The two companies announced that their development program for fermentation-based steviol glycosides is already moving into pilot scale, “potentially making it available for commercialization sooner than expected”.
As reported by FoodNavigator-USA earlier this year, the initial timetable for pilot scale product for the steviol glycosides was scheduled for 2014, with the first fermentation-derived steviol glycoside product expected to be available for commercial launch in 2015/2016.
However, David Henstrom, global business director for Health Ingredients, Cargill Corn Milling North America, told us that, “[while] the pace of progress for this development program continues to exceed our expectations, we are not commenting on commercial availability at this time.”
“When you consider that this collaboration on steviol glycosides is barely six months old, we can certainly say that the complimentary skills and capabilities between our two organizations is a key element of our strong technical progress to-date,” added Henstrom.
The companies announced the partnership for the development and commercialization of the fermentation-derived steviol glycosides on 5 March 2013. As part of the agreement, Cargill made a US$5 million) equity investment in Evolva, with the Swiss company set to receive up to US$7.5 million in milestone payments.
The partnership has consistently touted the benefits to food and beverage manufacturers of the fermentation-derived steviol glycosides by “enabling cost-effective, commercially relevant sweetening solutions that include the best-tasting minor steviol glycosides”.
“The stevia market is focused on understanding the subtleties of how different steviol glycosides interact to create the most pleasing sweetness profile,” said Henstrom. “This technology complements Cargill's existing and forthcoming innovations in stevia-based sweeteners.”
Henstrom added that, while one of the goals of this development program is to optimize cost, it is too early to know how it will affect pricing.
Evolva has been working on the technology for the past several years, to produce commercially viable sweeteners that are molecularly identical to stevia extracts, but without relying on the cultivation, processing and refining of stevia plants.
It claims that the fermentation process will allow it to select and produce specific steviol glycosides – the components responsible for stevia’s sweet taste.
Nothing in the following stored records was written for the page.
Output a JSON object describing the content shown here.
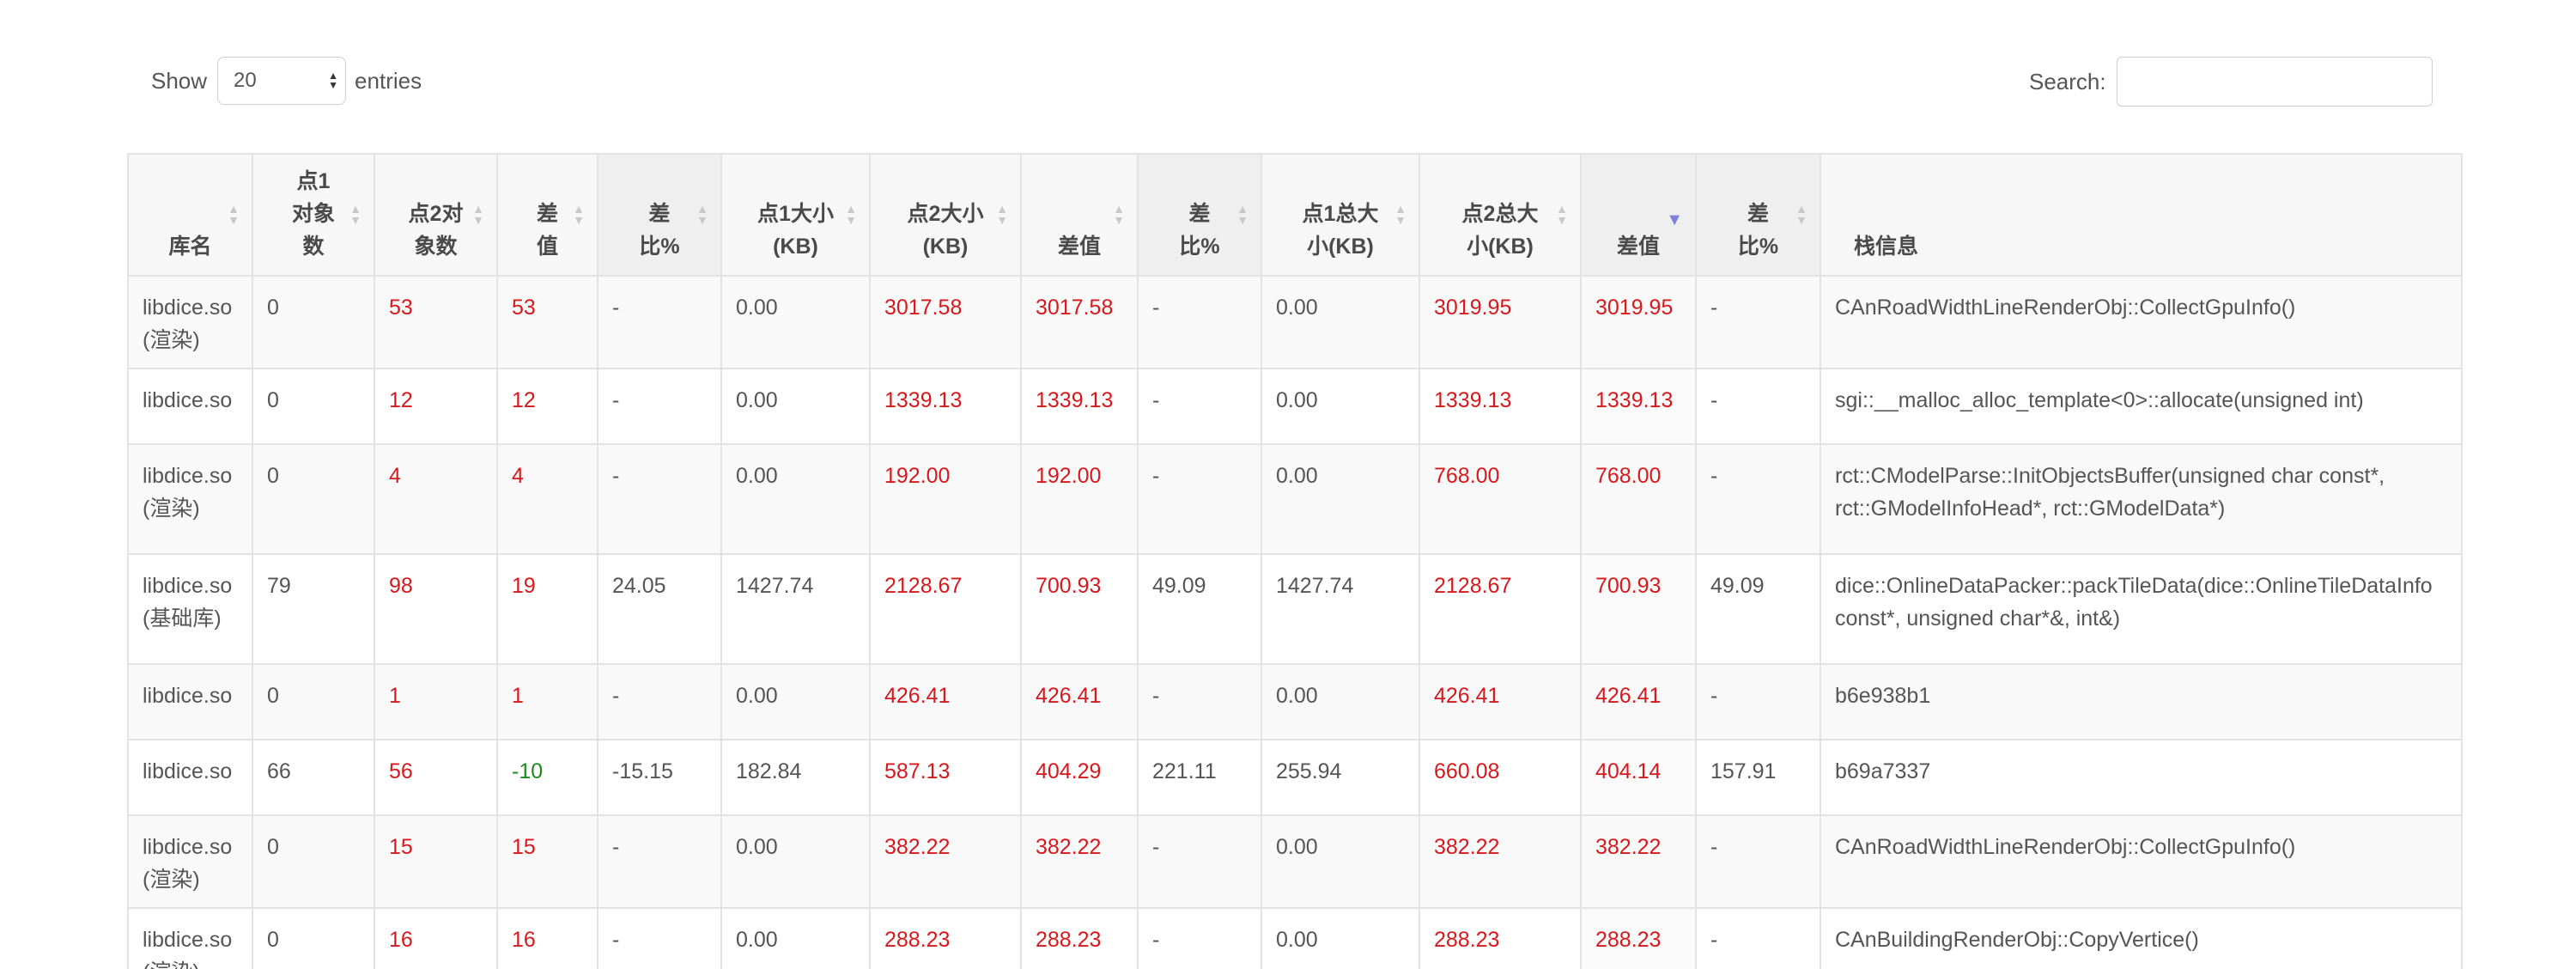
{
  "controls": {
    "show_label": "Show",
    "page_size": "20",
    "entries_label": "entries",
    "search_label": "Search:",
    "search_value": ""
  },
  "colors": {
    "increase": "#d6191c",
    "decrease": "#1e8a1e",
    "sort_active": "#7b84d8"
  },
  "icons": {
    "sort": "sort-both-icon",
    "sort_desc": "sort-desc-icon",
    "select": "select-arrows-icon"
  },
  "columns": [
    {
      "label_lines": [
        "库名"
      ]
    },
    {
      "label_lines": [
        "点1",
        "对象",
        "数"
      ]
    },
    {
      "label_lines": [
        "点2对",
        "象数"
      ]
    },
    {
      "label_lines": [
        "差",
        "值"
      ]
    },
    {
      "label_lines": [
        "差",
        "比%"
      ]
    },
    {
      "label_lines": [
        "点1大小",
        "(KB)"
      ]
    },
    {
      "label_lines": [
        "点2大小",
        "(KB)"
      ]
    },
    {
      "label_lines": [
        "差值"
      ]
    },
    {
      "label_lines": [
        "差",
        "比%"
      ]
    },
    {
      "label_lines": [
        "点1总大",
        "小(KB)"
      ]
    },
    {
      "label_lines": [
        "点2总大",
        "小(KB)"
      ]
    },
    {
      "label_lines": [
        "差值"
      ],
      "sort": "desc"
    },
    {
      "label_lines": [
        "差",
        "比%"
      ]
    },
    {
      "label_lines": [
        "栈信息"
      ]
    }
  ],
  "rows": [
    {
      "lib": [
        "libdice.so",
        "(渲染)"
      ],
      "c1": "0",
      "c2": "53",
      "d": "53",
      "dp": "-",
      "s1": "0.00",
      "s2": "3017.58",
      "sd": "3017.58",
      "sdp": "-",
      "t1": "0.00",
      "t2": "3019.95",
      "td": "3019.95",
      "tdp": "-",
      "stack": "CAnRoadWidthLineRenderObj::CollectGpuInfo()",
      "neg": false
    },
    {
      "lib": [
        "libdice.so"
      ],
      "c1": "0",
      "c2": "12",
      "d": "12",
      "dp": "-",
      "s1": "0.00",
      "s2": "1339.13",
      "sd": "1339.13",
      "sdp": "-",
      "t1": "0.00",
      "t2": "1339.13",
      "td": "1339.13",
      "tdp": "-",
      "stack": "sgi::__malloc_alloc_template<0>::allocate(unsigned int)",
      "neg": false
    },
    {
      "lib": [
        "libdice.so",
        "(渲染)"
      ],
      "c1": "0",
      "c2": "4",
      "d": "4",
      "dp": "-",
      "s1": "0.00",
      "s2": "192.00",
      "sd": "192.00",
      "sdp": "-",
      "t1": "0.00",
      "t2": "768.00",
      "td": "768.00",
      "tdp": "-",
      "stack": "rct::CModelParse::InitObjectsBuffer(unsigned char const*, rct::GModelInfoHead*, rct::GModelData*)",
      "neg": false
    },
    {
      "lib": [
        "libdice.so",
        "(基础库)"
      ],
      "c1": "79",
      "c2": "98",
      "d": "19",
      "dp": "24.05",
      "s1": "1427.74",
      "s2": "2128.67",
      "sd": "700.93",
      "sdp": "49.09",
      "t1": "1427.74",
      "t2": "2128.67",
      "td": "700.93",
      "tdp": "49.09",
      "stack": "dice::OnlineDataPacker::packTileData(dice::OnlineTileDataInfo const*, unsigned char*&, int&)",
      "neg": false
    },
    {
      "lib": [
        "libdice.so"
      ],
      "c1": "0",
      "c2": "1",
      "d": "1",
      "dp": "-",
      "s1": "0.00",
      "s2": "426.41",
      "sd": "426.41",
      "sdp": "-",
      "t1": "0.00",
      "t2": "426.41",
      "td": "426.41",
      "tdp": "-",
      "stack": "b6e938b1",
      "neg": false
    },
    {
      "lib": [
        "libdice.so"
      ],
      "c1": "66",
      "c2": "56",
      "d": "-10",
      "dp": "-15.15",
      "s1": "182.84",
      "s2": "587.13",
      "sd": "404.29",
      "sdp": "221.11",
      "t1": "255.94",
      "t2": "660.08",
      "td": "404.14",
      "tdp": "157.91",
      "stack": "b69a7337",
      "neg": true
    },
    {
      "lib": [
        "libdice.so",
        "(渲染)"
      ],
      "c1": "0",
      "c2": "15",
      "d": "15",
      "dp": "-",
      "s1": "0.00",
      "s2": "382.22",
      "sd": "382.22",
      "sdp": "-",
      "t1": "0.00",
      "t2": "382.22",
      "td": "382.22",
      "tdp": "-",
      "stack": "CAnRoadWidthLineRenderObj::CollectGpuInfo()",
      "neg": false
    },
    {
      "lib": [
        "libdice.so",
        "(渲染)"
      ],
      "c1": "0",
      "c2": "16",
      "d": "16",
      "dp": "-",
      "s1": "0.00",
      "s2": "288.23",
      "sd": "288.23",
      "sdp": "-",
      "t1": "0.00",
      "t2": "288.23",
      "td": "288.23",
      "tdp": "-",
      "stack": "CAnBuildingRenderObj::CopyVertice()",
      "neg": false
    }
  ]
}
This means it could produce different, lower cost, and perhaps better-tasting, steviol glycosides in quantities that are currently not commercially viable because of their low concentration in the stevia leaf.
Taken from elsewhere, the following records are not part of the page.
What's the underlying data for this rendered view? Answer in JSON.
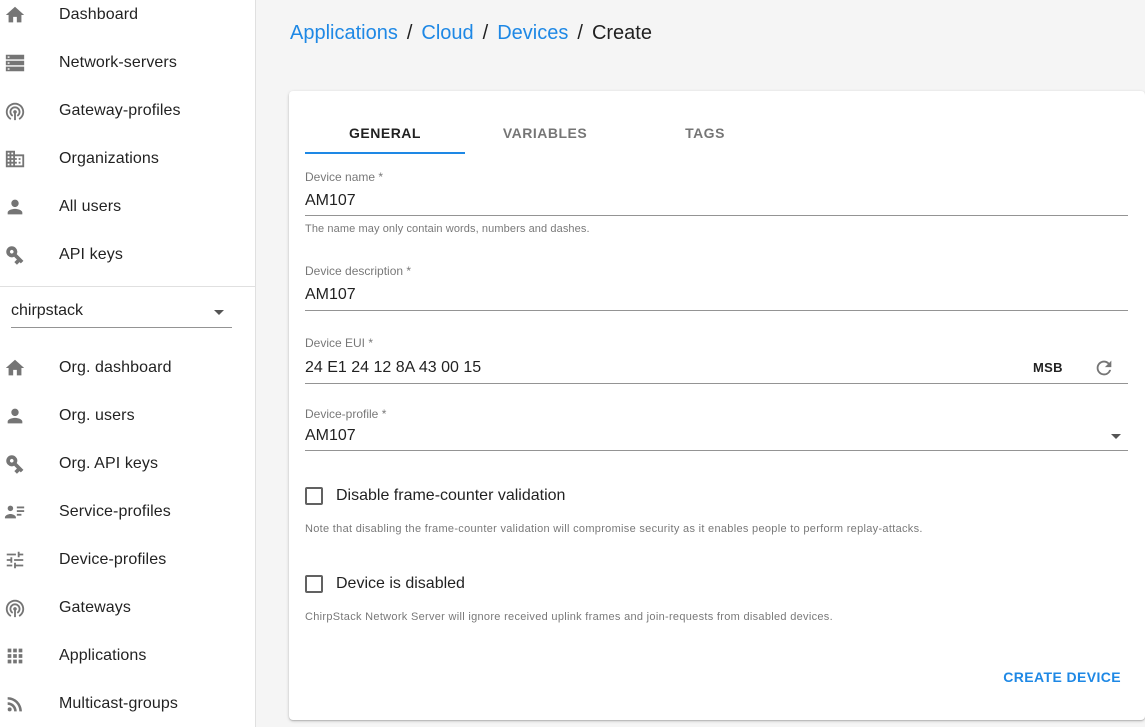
{
  "sidebar": {
    "top_items": [
      {
        "label": "Dashboard",
        "icon": "home-icon"
      },
      {
        "label": "Network-servers",
        "icon": "server-icon"
      },
      {
        "label": "Gateway-profiles",
        "icon": "wifi-tethering-icon"
      },
      {
        "label": "Organizations",
        "icon": "domain-icon"
      },
      {
        "label": "All users",
        "icon": "person-icon"
      },
      {
        "label": "API keys",
        "icon": "vpn-key-icon"
      }
    ],
    "org_select": {
      "value": "chirpstack"
    },
    "org_items": [
      {
        "label": "Org. dashboard",
        "icon": "home-icon"
      },
      {
        "label": "Org. users",
        "icon": "person-icon"
      },
      {
        "label": "Org. API keys",
        "icon": "vpn-key-icon"
      },
      {
        "label": "Service-profiles",
        "icon": "account-details-icon"
      },
      {
        "label": "Device-profiles",
        "icon": "tune-icon"
      },
      {
        "label": "Gateways",
        "icon": "wifi-tethering-icon"
      },
      {
        "label": "Applications",
        "icon": "apps-icon"
      },
      {
        "label": "Multicast-groups",
        "icon": "rss-feed-icon"
      }
    ]
  },
  "breadcrumb": {
    "items": [
      "Applications",
      "Cloud",
      "Devices"
    ],
    "separator": "/",
    "current": "Create"
  },
  "tabs": [
    {
      "label": "GENERAL",
      "active": true
    },
    {
      "label": "VARIABLES",
      "active": false
    },
    {
      "label": "TAGS",
      "active": false
    }
  ],
  "form": {
    "device_name": {
      "label": "Device name *",
      "value": "AM107",
      "helper": "The name may only contain words, numbers and dashes."
    },
    "device_description": {
      "label": "Device description *",
      "value": "AM107"
    },
    "device_eui": {
      "label": "Device EUI *",
      "value": "24 E1 24 12 8A 43 00 15",
      "byte_order": "MSB",
      "refresh_icon": "refresh-icon"
    },
    "device_profile": {
      "label": "Device-profile *",
      "value": "AM107"
    },
    "disable_fcnt": {
      "label": "Disable frame-counter validation",
      "checked": false,
      "note": "Note that disabling the frame-counter validation will compromise security as it enables people to perform replay-attacks."
    },
    "device_disabled": {
      "label": "Device is disabled",
      "checked": false,
      "note": "ChirpStack Network Server will ignore received uplink frames and join-requests from disabled devices."
    },
    "submit_label": "CREATE DEVICE"
  },
  "colors": {
    "accent": "#1e88e5",
    "autofill": "#e8f0fe",
    "background": "#f5f5f5"
  }
}
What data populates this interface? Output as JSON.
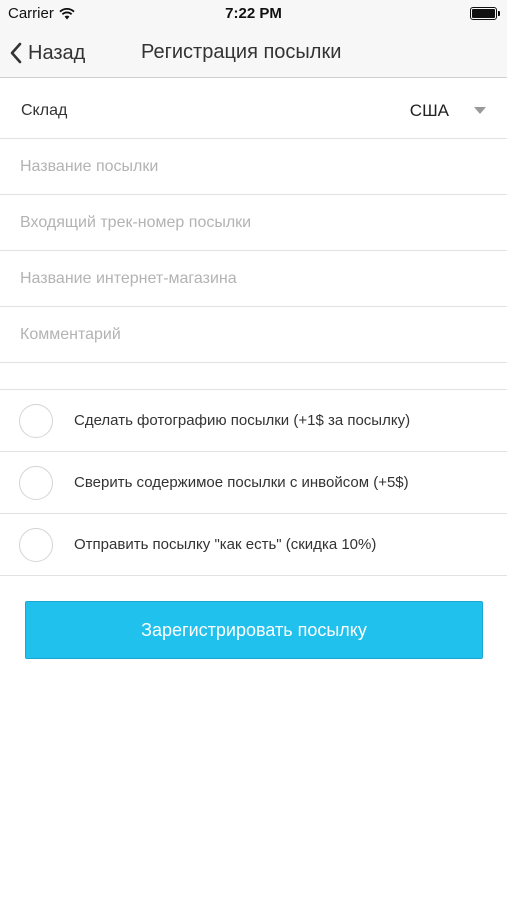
{
  "status_bar": {
    "carrier": "Carrier",
    "time": "7:22 PM",
    "battery_level": 1.0
  },
  "nav": {
    "back_label": "Назад",
    "title": "Регистрация посылки"
  },
  "form": {
    "warehouse": {
      "label": "Склад",
      "value": "США"
    },
    "fields": [
      {
        "placeholder": "Название посылки",
        "value": ""
      },
      {
        "placeholder": "Входящий трек-номер посылки",
        "value": ""
      },
      {
        "placeholder": "Название интернет-магазина",
        "value": ""
      },
      {
        "placeholder": "Комментарий",
        "value": ""
      }
    ],
    "options": [
      {
        "label": "Сделать фотографию посылки (+1$ за посылку)",
        "checked": false
      },
      {
        "label": "Сверить содержимое посылки с инвойсом (+5$)",
        "checked": false
      },
      {
        "label": "Отправить посылку \"как есть\" (скидка 10%)",
        "checked": false
      }
    ]
  },
  "submit_label": "Зарегистрировать посылку",
  "colors": {
    "accent": "#21c1ee",
    "nav_background": "#f7f7f7",
    "placeholder": "#b3b3b3"
  },
  "icons": {
    "back": "chevron-left-icon",
    "wifi": "wifi-icon",
    "battery": "battery-icon",
    "dropdown": "caret-down-icon"
  }
}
Evolva says its process adapts fermentation technology to produce steviol glycosides through low-cost, sustainable carbohydrate feedstocks that can be sourced “virtually anywhere on the planet”.
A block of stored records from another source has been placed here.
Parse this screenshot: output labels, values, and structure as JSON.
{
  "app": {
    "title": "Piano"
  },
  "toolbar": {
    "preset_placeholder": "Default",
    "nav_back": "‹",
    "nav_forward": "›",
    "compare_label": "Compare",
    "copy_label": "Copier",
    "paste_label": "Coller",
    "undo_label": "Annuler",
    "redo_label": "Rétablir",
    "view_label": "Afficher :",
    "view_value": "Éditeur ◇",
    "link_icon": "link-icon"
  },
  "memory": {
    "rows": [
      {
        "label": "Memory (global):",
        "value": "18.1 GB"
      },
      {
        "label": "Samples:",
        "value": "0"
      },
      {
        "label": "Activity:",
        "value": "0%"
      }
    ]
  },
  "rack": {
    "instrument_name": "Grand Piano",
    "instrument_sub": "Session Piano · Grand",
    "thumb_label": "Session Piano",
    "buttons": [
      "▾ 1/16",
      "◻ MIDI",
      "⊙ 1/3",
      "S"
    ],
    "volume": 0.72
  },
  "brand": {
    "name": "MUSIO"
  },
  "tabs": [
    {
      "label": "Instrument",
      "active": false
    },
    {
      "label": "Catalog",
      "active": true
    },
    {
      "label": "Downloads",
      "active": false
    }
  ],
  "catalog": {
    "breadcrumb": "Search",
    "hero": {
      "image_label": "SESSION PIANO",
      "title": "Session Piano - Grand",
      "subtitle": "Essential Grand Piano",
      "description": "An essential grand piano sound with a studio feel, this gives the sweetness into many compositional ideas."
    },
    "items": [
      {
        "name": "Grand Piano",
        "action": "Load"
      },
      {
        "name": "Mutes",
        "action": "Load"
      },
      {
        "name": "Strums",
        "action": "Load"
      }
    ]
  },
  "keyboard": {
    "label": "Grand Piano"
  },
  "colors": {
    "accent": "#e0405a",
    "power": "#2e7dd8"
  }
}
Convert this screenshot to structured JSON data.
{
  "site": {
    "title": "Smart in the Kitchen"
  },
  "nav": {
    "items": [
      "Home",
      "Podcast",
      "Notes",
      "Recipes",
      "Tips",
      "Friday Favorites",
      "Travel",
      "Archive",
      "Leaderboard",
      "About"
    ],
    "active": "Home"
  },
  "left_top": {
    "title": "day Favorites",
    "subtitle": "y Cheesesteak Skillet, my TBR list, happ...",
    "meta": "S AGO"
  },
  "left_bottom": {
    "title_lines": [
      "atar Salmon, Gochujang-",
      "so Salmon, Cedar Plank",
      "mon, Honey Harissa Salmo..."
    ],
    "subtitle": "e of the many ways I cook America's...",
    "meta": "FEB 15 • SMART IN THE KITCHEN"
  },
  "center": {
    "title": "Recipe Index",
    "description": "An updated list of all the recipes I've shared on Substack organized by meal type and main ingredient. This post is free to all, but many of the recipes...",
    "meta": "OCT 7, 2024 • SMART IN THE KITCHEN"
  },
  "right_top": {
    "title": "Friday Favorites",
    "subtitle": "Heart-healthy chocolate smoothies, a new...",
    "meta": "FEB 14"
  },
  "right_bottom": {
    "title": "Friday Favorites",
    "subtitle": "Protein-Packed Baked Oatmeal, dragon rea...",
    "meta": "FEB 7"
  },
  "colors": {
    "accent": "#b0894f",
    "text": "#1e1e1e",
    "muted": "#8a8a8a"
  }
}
“The pace of progress in this collaboration with Cargill has exceeded our expectations,” said Neil Goldsmith, CEO of Evolva. “This is terrific news for not only producers, but also for the consumers around the world who will be able to enjoy a much broader spectrum of reduced-calorie products.”